Aviacsa Logo.svg
IATA ICAO Callsign
6A CHP AVIACSA
Founded1990
Ceased operations2011
HubsMexico City International Airport
Frequent-flyer programAviacpass
Fleet size20
Destinations8
Company sloganLa Línea Aérea de México
Parent companyAeroexo, SA.
HeadquartersBenito Juárez International Airport
Mexico City, Mexico
Key peopleAndrés Fabre(CEO)
Websitehttp://www.aviacsa.com/

Aviacsa was a Mexican airline. It started operations in 1990.[1] Aviacsa was a low-cost carrier based in Mexico City.[1] In 2009 the Mexican government refused to allow Aviacsa to fly because of safety concerns.[2] Aviacsa appealed the decision in court. Meanwhile, the FAA removed Aviacia's airworthiness certificate in the United States until it could resolve the safety issues in Mexico.[3] Aviacsa ceased operations in July 2009.[4] It was sold to the Madero Group in 2010.[5] In 2011, Aviacsa was going to start flying again. However, it didn't happen because the airline owed a lot of money to the Mexican Government.[6] Aviacsa stopped all operations for good on May 4, 2011.[7] Interjet took over many of Aviacsa's old routes.[8]

Gallery[change | change source]

References[change | change source]

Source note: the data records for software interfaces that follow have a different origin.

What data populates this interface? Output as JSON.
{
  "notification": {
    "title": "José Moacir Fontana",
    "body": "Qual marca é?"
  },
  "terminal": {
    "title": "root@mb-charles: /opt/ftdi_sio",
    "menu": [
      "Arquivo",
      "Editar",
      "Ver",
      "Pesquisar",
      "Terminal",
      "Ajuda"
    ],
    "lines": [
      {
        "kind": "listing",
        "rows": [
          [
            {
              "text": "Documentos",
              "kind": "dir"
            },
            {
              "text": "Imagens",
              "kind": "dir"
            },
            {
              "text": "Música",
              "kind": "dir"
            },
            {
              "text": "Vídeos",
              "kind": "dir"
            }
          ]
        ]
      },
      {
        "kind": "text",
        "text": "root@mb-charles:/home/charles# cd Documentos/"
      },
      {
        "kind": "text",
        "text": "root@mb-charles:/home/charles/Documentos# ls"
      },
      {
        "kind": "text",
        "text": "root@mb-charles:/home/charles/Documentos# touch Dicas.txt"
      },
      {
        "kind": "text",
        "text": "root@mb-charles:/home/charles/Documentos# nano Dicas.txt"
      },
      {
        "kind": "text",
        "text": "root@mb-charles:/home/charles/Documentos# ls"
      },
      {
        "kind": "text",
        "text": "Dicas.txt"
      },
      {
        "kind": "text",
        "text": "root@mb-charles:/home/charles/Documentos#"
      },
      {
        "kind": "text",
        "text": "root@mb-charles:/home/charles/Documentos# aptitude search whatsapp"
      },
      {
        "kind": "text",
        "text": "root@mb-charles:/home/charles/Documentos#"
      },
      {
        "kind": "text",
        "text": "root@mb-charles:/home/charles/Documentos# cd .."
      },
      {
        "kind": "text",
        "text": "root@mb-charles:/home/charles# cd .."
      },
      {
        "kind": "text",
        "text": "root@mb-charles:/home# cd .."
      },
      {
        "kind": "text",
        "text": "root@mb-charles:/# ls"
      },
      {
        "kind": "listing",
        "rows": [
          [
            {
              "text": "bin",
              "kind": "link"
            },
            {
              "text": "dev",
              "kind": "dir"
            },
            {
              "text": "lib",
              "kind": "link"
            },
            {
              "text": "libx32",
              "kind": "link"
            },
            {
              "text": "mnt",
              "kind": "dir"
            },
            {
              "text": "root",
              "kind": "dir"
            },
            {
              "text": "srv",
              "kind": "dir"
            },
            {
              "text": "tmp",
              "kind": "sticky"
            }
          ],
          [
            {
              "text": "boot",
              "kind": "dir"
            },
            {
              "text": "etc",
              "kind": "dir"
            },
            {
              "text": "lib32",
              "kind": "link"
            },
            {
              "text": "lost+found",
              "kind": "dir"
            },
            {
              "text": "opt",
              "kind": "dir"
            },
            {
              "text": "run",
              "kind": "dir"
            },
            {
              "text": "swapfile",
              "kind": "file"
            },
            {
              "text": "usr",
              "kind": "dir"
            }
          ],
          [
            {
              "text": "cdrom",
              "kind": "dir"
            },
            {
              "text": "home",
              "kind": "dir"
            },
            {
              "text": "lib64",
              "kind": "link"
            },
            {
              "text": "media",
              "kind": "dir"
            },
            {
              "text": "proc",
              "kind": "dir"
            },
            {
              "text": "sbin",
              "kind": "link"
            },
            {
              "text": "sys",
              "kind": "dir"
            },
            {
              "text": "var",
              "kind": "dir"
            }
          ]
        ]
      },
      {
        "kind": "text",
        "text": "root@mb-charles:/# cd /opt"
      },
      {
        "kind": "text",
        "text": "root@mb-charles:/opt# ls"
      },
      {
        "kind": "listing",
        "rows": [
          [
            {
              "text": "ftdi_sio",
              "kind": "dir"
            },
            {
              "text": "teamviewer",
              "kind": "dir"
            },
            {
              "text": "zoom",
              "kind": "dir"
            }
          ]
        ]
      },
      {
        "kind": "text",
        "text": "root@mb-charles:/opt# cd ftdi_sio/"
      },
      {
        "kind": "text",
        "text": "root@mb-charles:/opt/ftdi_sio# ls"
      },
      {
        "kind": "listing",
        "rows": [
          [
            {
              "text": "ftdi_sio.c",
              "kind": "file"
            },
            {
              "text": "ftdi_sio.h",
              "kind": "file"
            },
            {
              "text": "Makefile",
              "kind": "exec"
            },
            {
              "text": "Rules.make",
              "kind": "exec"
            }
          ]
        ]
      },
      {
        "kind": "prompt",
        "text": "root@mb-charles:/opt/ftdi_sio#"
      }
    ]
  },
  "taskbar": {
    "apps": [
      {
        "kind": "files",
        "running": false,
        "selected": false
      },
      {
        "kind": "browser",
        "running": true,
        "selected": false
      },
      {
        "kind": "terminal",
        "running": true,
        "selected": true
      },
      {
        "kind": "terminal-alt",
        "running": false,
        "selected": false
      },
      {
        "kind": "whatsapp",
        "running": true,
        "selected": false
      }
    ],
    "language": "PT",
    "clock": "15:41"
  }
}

  1. 1.0 1.1 "Aviacsa". www.airlines-inform.com. Retrieved 7 June 2015.
  2. "Mexico's Aviacsa airline grounded for third time in a month - USATODAY.com". usatoday.com. Retrieved 7 June 2015.
  3. Brendan Sobie (20 June 2009). "FAA blocks Mexico's Aviacsa from operating into the US". FlightGlobal. Retrieved 7 June 2015.
  4. "Aviacsa fleet details". Airfleets.net. Retrieved 7 June 2015.
  5. "Aviacsa, historia y datos". Aerolíneas Mexicanas. Retrieved 7 June 2015.
  6. Ltd. 2019, UBM (UK). "Mexico's Aviacsa to resume operation from May 2011". Routesonline.
  7. http://www.travelation.com/airlines/6A-Aviacsa-Airlines
  8. Sobie, Brendan (3 November 2009). "Mexico's Interjet adds two domestic destinations". Flightglobal.com.
  9. Journal, Joel MillmanStaff Reporter of The Wall Street. "Mexican Airlines Are Hanging by a Thread". WSJ.